## Problem statement
Report every line of the data that includes "Insert".

Start of The records

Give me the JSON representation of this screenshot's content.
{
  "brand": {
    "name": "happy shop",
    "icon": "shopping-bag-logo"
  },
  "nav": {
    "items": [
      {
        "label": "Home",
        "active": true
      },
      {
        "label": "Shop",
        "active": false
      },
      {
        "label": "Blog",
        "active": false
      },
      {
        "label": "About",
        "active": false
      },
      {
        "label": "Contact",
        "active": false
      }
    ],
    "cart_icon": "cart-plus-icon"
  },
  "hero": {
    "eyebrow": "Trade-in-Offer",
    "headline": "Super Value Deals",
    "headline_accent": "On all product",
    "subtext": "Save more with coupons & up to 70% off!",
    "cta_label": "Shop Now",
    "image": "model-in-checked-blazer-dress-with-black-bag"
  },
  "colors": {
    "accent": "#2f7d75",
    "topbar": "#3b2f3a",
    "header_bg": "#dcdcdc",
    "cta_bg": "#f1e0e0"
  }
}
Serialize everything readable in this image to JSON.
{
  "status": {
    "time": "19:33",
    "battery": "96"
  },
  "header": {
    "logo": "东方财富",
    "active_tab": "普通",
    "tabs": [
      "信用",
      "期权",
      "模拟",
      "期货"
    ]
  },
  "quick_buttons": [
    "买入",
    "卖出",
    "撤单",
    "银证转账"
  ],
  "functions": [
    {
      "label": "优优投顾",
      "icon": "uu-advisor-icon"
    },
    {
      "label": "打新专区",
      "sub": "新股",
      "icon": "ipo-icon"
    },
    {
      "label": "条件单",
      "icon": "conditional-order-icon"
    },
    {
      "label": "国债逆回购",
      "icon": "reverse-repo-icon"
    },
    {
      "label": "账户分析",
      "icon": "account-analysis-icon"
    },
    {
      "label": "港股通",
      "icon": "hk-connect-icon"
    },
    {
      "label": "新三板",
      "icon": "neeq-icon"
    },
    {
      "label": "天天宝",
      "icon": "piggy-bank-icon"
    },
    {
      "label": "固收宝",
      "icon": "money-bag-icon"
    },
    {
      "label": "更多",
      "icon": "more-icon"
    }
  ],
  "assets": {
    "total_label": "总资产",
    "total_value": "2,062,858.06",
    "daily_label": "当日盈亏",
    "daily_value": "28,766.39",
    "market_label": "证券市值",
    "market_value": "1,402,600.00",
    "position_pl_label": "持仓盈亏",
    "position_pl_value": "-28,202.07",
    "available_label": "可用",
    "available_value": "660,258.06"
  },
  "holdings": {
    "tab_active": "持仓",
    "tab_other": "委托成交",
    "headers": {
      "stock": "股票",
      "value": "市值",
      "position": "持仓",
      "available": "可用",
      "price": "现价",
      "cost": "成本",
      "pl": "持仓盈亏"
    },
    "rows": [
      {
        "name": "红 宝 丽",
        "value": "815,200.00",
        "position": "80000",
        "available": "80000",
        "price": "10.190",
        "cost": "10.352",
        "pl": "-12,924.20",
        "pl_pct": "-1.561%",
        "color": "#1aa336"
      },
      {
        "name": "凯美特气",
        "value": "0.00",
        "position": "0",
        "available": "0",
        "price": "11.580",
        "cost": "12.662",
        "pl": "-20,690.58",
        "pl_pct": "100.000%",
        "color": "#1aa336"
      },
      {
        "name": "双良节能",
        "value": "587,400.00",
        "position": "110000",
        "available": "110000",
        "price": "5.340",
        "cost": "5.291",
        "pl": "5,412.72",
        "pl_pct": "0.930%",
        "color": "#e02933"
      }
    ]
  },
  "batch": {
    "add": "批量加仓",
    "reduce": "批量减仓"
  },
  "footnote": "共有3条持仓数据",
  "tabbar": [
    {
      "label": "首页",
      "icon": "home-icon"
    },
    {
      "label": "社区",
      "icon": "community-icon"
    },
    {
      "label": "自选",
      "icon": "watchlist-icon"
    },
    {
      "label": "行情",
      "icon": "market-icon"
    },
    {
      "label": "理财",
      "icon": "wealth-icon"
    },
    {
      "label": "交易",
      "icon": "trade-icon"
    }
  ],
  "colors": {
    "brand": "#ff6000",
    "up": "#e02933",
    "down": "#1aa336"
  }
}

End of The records
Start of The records

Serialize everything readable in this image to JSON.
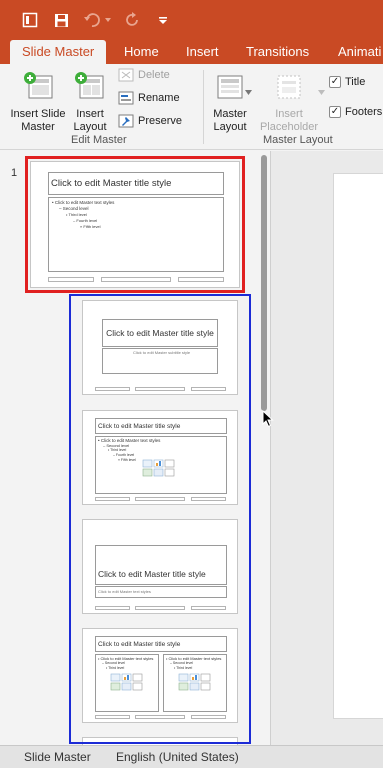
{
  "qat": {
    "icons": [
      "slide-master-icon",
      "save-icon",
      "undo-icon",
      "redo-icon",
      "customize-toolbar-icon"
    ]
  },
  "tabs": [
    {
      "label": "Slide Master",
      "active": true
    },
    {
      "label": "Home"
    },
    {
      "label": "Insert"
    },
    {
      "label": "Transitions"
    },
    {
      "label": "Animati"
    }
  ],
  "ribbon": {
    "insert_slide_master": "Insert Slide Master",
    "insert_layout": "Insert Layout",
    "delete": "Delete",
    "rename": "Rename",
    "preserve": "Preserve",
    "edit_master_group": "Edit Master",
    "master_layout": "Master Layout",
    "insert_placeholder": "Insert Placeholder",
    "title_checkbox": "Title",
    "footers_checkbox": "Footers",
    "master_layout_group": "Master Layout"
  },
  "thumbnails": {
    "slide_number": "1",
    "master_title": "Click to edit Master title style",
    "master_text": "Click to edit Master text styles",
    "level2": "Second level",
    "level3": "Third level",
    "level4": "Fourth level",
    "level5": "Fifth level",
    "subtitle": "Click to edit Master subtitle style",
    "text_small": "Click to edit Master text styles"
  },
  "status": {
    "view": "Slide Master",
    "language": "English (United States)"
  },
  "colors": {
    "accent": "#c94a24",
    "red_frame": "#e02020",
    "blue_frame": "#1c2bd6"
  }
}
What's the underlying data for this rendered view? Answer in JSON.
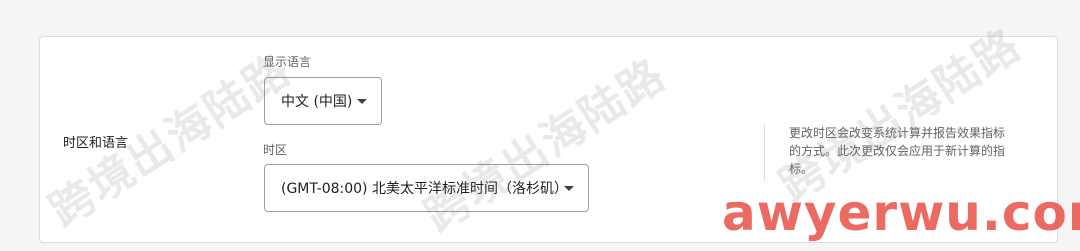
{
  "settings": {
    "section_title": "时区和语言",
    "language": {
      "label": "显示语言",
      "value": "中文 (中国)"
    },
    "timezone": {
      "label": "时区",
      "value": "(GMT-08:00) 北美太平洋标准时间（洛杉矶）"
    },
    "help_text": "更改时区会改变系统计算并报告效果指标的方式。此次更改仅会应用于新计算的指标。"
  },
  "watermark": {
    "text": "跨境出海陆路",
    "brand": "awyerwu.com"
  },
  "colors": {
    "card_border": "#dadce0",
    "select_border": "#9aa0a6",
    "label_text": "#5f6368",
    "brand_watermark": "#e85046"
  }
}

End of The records
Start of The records

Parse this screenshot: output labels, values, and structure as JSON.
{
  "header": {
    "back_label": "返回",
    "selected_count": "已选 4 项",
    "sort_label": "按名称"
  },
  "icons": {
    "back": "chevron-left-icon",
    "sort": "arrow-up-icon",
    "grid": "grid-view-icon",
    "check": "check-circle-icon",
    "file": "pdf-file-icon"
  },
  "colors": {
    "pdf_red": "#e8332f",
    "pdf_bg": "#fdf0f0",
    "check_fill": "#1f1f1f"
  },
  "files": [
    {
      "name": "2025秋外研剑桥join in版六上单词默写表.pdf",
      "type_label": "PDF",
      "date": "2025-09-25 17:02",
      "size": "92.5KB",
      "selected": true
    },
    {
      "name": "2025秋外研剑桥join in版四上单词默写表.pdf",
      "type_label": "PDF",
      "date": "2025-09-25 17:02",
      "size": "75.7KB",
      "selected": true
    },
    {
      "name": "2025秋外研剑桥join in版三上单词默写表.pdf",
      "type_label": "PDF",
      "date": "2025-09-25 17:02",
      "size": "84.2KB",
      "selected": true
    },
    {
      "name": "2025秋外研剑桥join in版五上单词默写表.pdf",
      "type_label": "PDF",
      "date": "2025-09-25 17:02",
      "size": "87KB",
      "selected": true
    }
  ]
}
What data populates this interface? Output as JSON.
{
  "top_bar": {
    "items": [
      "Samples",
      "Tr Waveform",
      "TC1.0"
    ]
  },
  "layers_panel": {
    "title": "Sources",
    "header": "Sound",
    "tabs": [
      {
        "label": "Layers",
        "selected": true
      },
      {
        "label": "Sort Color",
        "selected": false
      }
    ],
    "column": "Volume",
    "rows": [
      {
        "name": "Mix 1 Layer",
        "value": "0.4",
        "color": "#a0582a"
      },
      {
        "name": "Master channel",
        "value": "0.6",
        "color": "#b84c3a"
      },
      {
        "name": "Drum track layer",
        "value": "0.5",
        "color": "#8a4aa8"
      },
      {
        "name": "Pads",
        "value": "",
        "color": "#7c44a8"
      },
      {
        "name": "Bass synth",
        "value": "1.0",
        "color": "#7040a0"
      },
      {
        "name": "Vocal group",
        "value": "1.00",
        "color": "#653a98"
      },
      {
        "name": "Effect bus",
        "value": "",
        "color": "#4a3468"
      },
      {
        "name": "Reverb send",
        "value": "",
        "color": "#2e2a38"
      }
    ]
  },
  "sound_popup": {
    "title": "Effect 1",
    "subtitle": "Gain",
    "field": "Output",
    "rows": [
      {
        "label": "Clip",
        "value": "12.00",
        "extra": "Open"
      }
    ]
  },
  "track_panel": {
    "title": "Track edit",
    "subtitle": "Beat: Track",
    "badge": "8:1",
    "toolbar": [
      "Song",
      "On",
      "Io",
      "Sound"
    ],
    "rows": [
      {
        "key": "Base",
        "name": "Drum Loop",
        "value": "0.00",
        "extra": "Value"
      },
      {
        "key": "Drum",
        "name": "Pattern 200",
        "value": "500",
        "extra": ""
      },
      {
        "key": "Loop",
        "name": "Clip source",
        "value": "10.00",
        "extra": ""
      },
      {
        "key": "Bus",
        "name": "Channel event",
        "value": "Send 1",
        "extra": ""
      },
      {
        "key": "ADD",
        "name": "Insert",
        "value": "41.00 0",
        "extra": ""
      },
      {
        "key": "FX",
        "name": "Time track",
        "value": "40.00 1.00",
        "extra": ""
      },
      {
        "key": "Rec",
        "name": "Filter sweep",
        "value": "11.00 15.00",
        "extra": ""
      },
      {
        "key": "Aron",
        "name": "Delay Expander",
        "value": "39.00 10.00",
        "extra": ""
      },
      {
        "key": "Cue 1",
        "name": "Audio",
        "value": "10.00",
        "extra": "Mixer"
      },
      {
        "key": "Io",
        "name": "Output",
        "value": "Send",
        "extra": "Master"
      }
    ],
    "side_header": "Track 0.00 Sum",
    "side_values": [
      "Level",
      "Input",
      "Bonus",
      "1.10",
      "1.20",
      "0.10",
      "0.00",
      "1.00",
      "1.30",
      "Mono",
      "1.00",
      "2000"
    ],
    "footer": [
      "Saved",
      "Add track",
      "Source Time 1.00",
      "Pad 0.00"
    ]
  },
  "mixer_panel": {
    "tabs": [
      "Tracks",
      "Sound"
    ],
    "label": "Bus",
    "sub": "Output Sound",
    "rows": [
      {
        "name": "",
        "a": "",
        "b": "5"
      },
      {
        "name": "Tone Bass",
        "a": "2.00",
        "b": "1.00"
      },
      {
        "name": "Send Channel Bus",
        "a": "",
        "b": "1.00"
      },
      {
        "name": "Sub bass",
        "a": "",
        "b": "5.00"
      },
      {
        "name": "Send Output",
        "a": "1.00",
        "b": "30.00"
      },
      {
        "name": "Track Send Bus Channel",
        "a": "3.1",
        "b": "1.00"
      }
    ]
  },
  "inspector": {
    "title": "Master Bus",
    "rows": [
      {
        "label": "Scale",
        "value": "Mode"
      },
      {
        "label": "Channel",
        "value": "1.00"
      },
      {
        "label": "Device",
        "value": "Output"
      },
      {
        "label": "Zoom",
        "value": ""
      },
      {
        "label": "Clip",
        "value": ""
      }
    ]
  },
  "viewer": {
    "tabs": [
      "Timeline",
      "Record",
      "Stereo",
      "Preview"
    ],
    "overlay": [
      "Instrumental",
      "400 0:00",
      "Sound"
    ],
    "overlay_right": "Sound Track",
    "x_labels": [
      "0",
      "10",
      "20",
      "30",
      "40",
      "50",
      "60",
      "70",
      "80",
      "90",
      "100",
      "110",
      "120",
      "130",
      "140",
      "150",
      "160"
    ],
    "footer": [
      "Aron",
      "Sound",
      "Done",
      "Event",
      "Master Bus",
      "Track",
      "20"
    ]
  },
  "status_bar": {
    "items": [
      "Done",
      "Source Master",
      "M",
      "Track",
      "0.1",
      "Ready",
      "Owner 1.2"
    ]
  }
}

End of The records

## Response area
      "label": "Insert"
    "insert_slide_master": "Insert Slide Master",
    "insert_layout": "Insert Layout",
    "insert_placeholder": "Insert Placeholder",
        "name": "Insert",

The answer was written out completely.